_Your assignment_:
Where does the word "name" occur in the entries below? Copy every line that has it.

_Data items_:
- - - - - - -

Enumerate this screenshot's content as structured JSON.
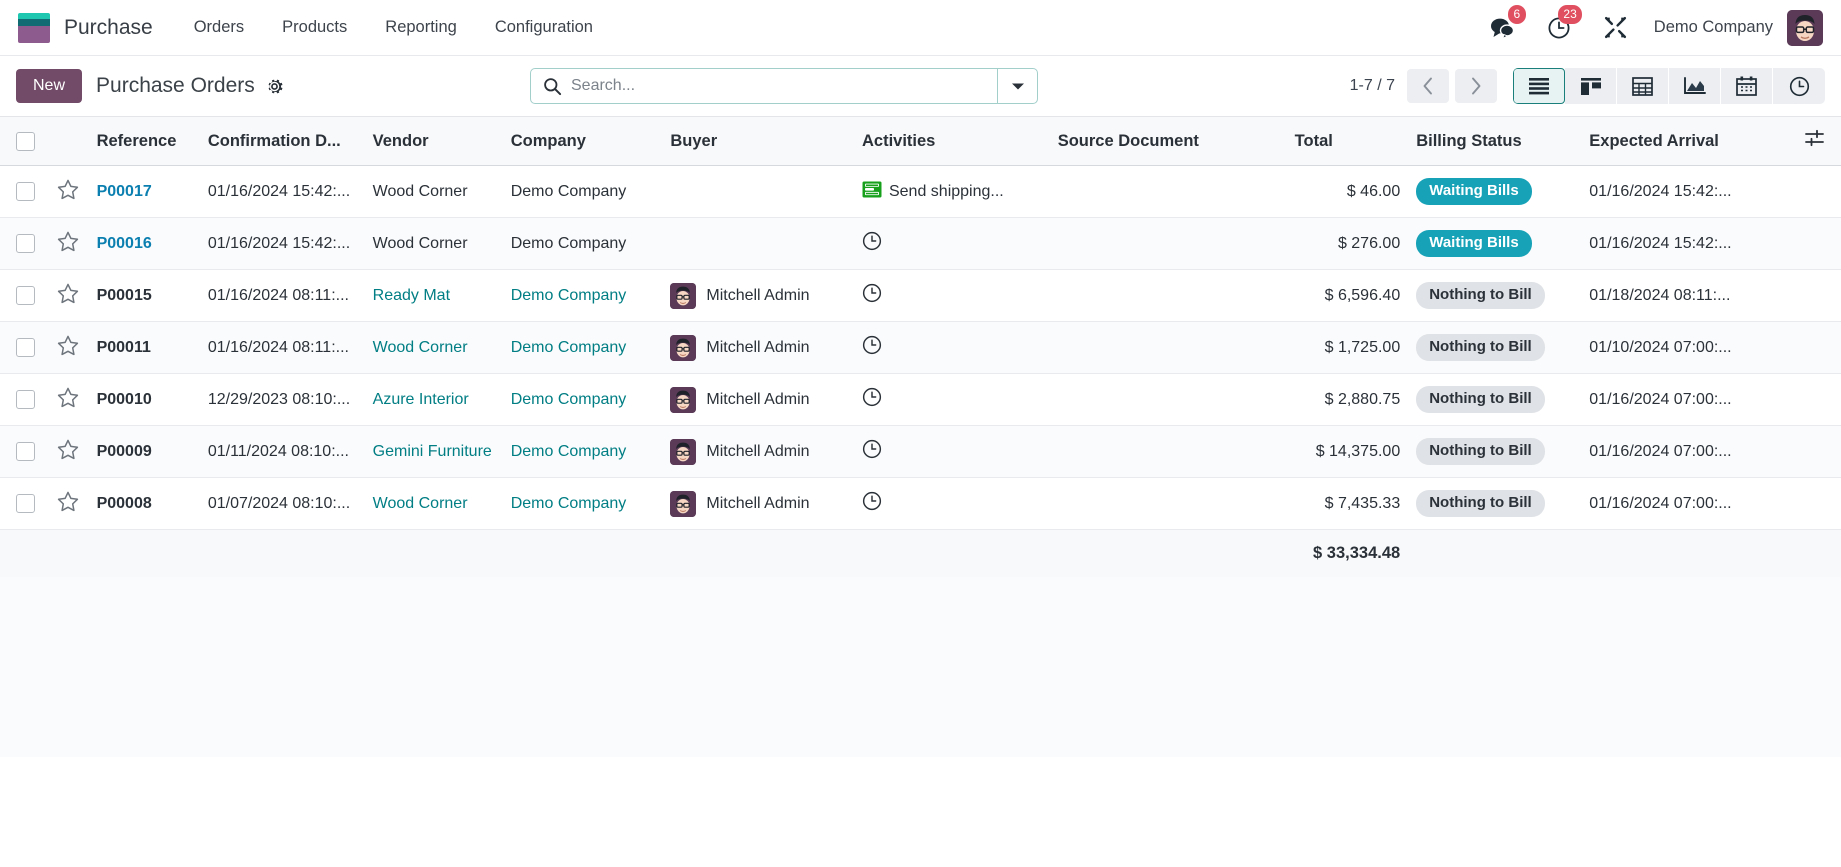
{
  "navbar": {
    "logo_icon": "purchase-app-logo",
    "brand": "Purchase",
    "menu": [
      {
        "label": "Orders"
      },
      {
        "label": "Products"
      },
      {
        "label": "Reporting"
      },
      {
        "label": "Configuration"
      }
    ],
    "messages_icon": "messages-icon",
    "messages_count": "6",
    "activities_icon": "clock-activities-icon",
    "activities_count": "23",
    "tools_icon": "developer-tools-icon",
    "company": "Demo Company",
    "avatar_icon": "user-avatar"
  },
  "control": {
    "new_label": "New",
    "title": "Purchase Orders",
    "gear_icon": "gear-icon",
    "search_icon": "search-icon",
    "search_value": "",
    "search_placeholder": "Search...",
    "dropdown_icon": "chevron-down-icon",
    "pager": "1-7 / 7",
    "prev_icon": "chevron-left-icon",
    "next_icon": "chevron-right-icon",
    "views": [
      {
        "name": "list-view",
        "icon": "list-icon",
        "active": true
      },
      {
        "name": "kanban-view",
        "icon": "kanban-icon",
        "active": false
      },
      {
        "name": "pivot-view",
        "icon": "pivot-table-icon",
        "active": false
      },
      {
        "name": "graph-view",
        "icon": "area-chart-icon",
        "active": false
      },
      {
        "name": "calendar-view",
        "icon": "calendar-icon",
        "active": false
      },
      {
        "name": "activity-view",
        "icon": "clock-icon",
        "active": false
      }
    ]
  },
  "table": {
    "headers": {
      "reference": "Reference",
      "confirmation_date": "Confirmation D...",
      "vendor": "Vendor",
      "company": "Company",
      "buyer": "Buyer",
      "activities": "Activities",
      "source_document": "Source Document",
      "total": "Total",
      "billing_status": "Billing Status",
      "expected_arrival": "Expected Arrival",
      "optional_icon": "column-options-icon"
    },
    "rows": [
      {
        "reference": "P00017",
        "confirmation_date": "01/16/2024 15:42:...",
        "vendor": "Wood Corner",
        "company": "Demo Company",
        "buyer": "",
        "activity_label": "Send shipping...",
        "activity_icon": "send-email-icon",
        "source_document": "",
        "total": "$ 46.00",
        "billing_status": "Waiting Bills",
        "billing_style": "waiting",
        "expected_arrival": "01/16/2024 15:42:...",
        "unbilled": true
      },
      {
        "reference": "P00016",
        "confirmation_date": "01/16/2024 15:42:...",
        "vendor": "Wood Corner",
        "company": "Demo Company",
        "buyer": "",
        "activity_label": "",
        "activity_icon": "clock-icon",
        "source_document": "",
        "total": "$ 276.00",
        "billing_status": "Waiting Bills",
        "billing_style": "waiting",
        "expected_arrival": "01/16/2024 15:42:...",
        "unbilled": true
      },
      {
        "reference": "P00015",
        "confirmation_date": "01/16/2024 08:11:...",
        "vendor": "Ready Mat",
        "company": "Demo Company",
        "buyer": "Mitchell Admin",
        "activity_label": "",
        "activity_icon": "clock-icon",
        "source_document": "",
        "total": "$ 6,596.40",
        "billing_status": "Nothing to Bill",
        "billing_style": "nothing",
        "expected_arrival": "01/18/2024 08:11:...",
        "unbilled": false
      },
      {
        "reference": "P00011",
        "confirmation_date": "01/16/2024 08:11:...",
        "vendor": "Wood Corner",
        "company": "Demo Company",
        "buyer": "Mitchell Admin",
        "activity_label": "",
        "activity_icon": "clock-icon",
        "source_document": "",
        "total": "$ 1,725.00",
        "billing_status": "Nothing to Bill",
        "billing_style": "nothing",
        "expected_arrival": "01/10/2024 07:00:...",
        "unbilled": false
      },
      {
        "reference": "P00010",
        "confirmation_date": "12/29/2023 08:10:...",
        "vendor": "Azure Interior",
        "company": "Demo Company",
        "buyer": "Mitchell Admin",
        "activity_label": "",
        "activity_icon": "clock-icon",
        "source_document": "",
        "total": "$ 2,880.75",
        "billing_status": "Nothing to Bill",
        "billing_style": "nothing",
        "expected_arrival": "01/16/2024 07:00:...",
        "unbilled": false
      },
      {
        "reference": "P00009",
        "confirmation_date": "01/11/2024 08:10:...",
        "vendor": "Gemini Furniture",
        "company": "Demo Company",
        "buyer": "Mitchell Admin",
        "activity_label": "",
        "activity_icon": "clock-icon",
        "source_document": "",
        "total": "$ 14,375.00",
        "billing_status": "Nothing to Bill",
        "billing_style": "nothing",
        "expected_arrival": "01/16/2024 07:00:...",
        "unbilled": false
      },
      {
        "reference": "P00008",
        "confirmation_date": "01/07/2024 08:10:...",
        "vendor": "Wood Corner",
        "company": "Demo Company",
        "buyer": "Mitchell Admin",
        "activity_label": "",
        "activity_icon": "clock-icon",
        "source_document": "",
        "total": "$ 7,435.33",
        "billing_status": "Nothing to Bill",
        "billing_style": "nothing",
        "expected_arrival": "01/16/2024 07:00:...",
        "unbilled": false
      }
    ],
    "footer_total": "$ 33,334.48"
  },
  "colors": {
    "brand_purple": "#714b67",
    "accent_teal": "#017e84",
    "badge_waiting": "#17a2b8",
    "badge_nothing": "#dfe2e6",
    "link_blue": "#0b7fb0",
    "notification_red": "#e04f5f"
  }
}
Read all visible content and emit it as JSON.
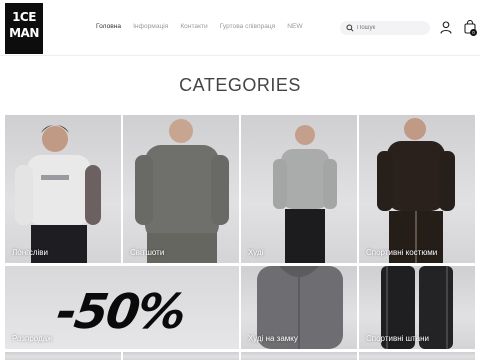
{
  "brand": {
    "logo_line1": "1CE",
    "logo_line2": "MAN"
  },
  "nav": {
    "items": [
      {
        "label": "Головна",
        "active": true
      },
      {
        "label": "Інформація",
        "active": false
      },
      {
        "label": "Контакти",
        "active": false
      },
      {
        "label": "Гуртова співпраця",
        "active": false
      },
      {
        "label": "NEW",
        "active": false
      }
    ]
  },
  "search": {
    "placeholder": "Пошук",
    "icon": "search-icon"
  },
  "cart": {
    "count": "0",
    "icon": "shopping-bag-icon"
  },
  "account": {
    "icon": "user-icon"
  },
  "section_title": "CATEGORIES",
  "categories": [
    {
      "label": "Лонгсліви"
    },
    {
      "label": "Світшоти"
    },
    {
      "label": "Худі"
    },
    {
      "label": "Спортивні костюми"
    },
    {
      "label": "Розпродаж",
      "promo_text": "-50%"
    },
    {
      "label": "Худі на замку"
    },
    {
      "label": "Спортивні штани"
    }
  ],
  "colors": {
    "text_dark": "#333333",
    "nav_muted": "#9a9a9a",
    "logo_bg": "#0d0d0d"
  }
}
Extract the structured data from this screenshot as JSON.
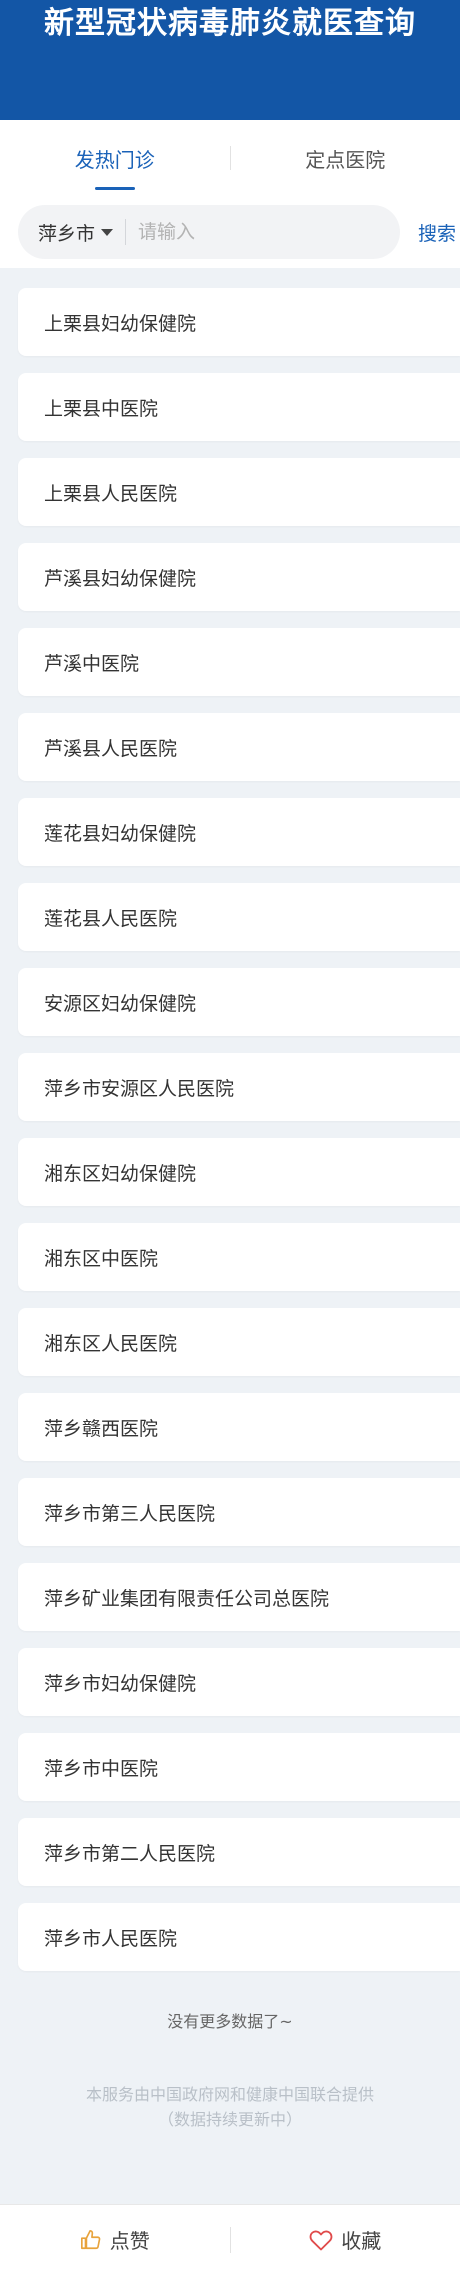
{
  "header": {
    "title": "新型冠状病毒肺炎就医查询"
  },
  "tabs": [
    {
      "label": "发热门诊",
      "active": true
    },
    {
      "label": "定点医院",
      "active": false
    }
  ],
  "search": {
    "city": "萍乡市",
    "placeholder": "请输入",
    "value": "",
    "button_label": "搜索"
  },
  "hospitals": [
    "上栗县妇幼保健院",
    "上栗县中医院",
    "上栗县人民医院",
    "芦溪县妇幼保健院",
    "芦溪中医院",
    "芦溪县人民医院",
    "莲花县妇幼保健院",
    "莲花县人民医院",
    "安源区妇幼保健院",
    "萍乡市安源区人民医院",
    "湘东区妇幼保健院",
    "湘东区中医院",
    "湘东区人民医院",
    "萍乡赣西医院",
    "萍乡市第三人民医院",
    "萍乡矿业集团有限责任公司总医院",
    "萍乡市妇幼保健院",
    "萍乡市中医院",
    "萍乡市第二人民医院",
    "萍乡市人民医院"
  ],
  "list_end_text": "没有更多数据了~",
  "footer": {
    "line1": "本服务由中国政府网和健康中国联合提供",
    "line2": "（数据持续更新中）"
  },
  "bottom_bar": {
    "like_label": "点赞",
    "like_icon": "thumbs-up-icon",
    "favorite_label": "收藏",
    "favorite_icon": "heart-icon"
  },
  "colors": {
    "header_bg": "#1356a6",
    "accent": "#1a62b8",
    "like_icon": "#e8a33c",
    "favorite_icon": "#e04a4a",
    "page_bg": "#eef2f6"
  }
}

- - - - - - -

_Exercise answer_:
        "name": "list-view",
        "name": "kanban-view",
        "name": "pivot-view",
        "name": "graph-view",
        "name": "calendar-view",
        "name": "activity-view",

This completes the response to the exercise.